→ **GIVEN RECORDS**:

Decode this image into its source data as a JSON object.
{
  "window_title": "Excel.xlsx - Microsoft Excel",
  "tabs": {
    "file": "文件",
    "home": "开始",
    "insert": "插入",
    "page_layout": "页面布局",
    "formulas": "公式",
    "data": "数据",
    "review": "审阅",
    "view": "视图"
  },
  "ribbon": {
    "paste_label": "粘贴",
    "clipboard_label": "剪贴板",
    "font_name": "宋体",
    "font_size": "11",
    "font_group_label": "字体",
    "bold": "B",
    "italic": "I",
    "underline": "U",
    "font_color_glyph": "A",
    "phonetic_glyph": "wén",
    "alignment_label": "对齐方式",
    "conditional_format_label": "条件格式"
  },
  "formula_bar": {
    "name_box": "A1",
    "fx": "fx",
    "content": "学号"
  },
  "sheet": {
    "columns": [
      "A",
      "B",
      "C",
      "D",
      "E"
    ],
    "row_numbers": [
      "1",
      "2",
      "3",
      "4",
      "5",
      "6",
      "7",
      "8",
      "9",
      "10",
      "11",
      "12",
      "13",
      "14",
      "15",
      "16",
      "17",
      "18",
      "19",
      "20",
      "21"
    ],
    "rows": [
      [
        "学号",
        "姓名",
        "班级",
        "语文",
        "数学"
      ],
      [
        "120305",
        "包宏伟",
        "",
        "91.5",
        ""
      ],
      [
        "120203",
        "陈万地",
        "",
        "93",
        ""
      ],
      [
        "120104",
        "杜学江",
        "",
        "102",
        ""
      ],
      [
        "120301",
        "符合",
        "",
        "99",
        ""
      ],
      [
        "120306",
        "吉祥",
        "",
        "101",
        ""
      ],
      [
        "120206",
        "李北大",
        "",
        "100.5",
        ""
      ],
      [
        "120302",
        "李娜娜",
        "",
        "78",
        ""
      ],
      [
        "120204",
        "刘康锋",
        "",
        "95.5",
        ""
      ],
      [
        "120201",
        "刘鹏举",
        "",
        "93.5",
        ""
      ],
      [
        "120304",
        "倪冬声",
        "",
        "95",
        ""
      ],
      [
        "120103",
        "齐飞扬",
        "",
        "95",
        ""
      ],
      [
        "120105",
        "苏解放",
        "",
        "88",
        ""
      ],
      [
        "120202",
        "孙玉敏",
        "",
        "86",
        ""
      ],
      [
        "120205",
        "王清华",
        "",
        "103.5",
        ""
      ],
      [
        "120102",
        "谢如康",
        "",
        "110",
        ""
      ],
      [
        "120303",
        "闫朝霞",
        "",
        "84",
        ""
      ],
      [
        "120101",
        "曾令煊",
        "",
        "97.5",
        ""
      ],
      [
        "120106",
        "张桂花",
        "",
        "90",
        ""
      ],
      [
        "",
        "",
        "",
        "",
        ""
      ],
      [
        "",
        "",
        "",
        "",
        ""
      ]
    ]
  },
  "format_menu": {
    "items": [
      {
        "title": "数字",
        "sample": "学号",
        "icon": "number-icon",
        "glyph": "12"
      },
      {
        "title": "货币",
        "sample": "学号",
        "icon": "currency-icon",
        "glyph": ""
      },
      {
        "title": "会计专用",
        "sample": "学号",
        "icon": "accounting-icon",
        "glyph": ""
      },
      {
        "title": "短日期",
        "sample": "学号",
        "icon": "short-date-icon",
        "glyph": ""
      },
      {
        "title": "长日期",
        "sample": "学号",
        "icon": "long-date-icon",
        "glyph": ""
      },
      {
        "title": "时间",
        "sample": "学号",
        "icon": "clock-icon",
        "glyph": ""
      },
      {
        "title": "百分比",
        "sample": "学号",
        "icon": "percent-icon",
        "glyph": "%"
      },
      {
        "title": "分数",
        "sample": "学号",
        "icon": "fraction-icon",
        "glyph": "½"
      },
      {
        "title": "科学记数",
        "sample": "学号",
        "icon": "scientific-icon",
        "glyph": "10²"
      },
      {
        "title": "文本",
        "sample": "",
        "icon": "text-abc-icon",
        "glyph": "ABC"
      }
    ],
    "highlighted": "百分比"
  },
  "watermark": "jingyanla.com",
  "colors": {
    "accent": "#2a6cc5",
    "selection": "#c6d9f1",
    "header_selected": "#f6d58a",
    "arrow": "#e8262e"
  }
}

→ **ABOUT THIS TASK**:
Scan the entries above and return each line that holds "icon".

→ **FINISHED EXERCISE**:
        "icon": "number-icon",
        "icon": "currency-icon",
        "icon": "accounting-icon",
        "icon": "short-date-icon",
        "icon": "long-date-icon",
        "icon": "clock-icon",
        "icon": "percent-icon",
        "icon": "fraction-icon",
        "icon": "scientific-icon",
        "icon": "text-abc-icon",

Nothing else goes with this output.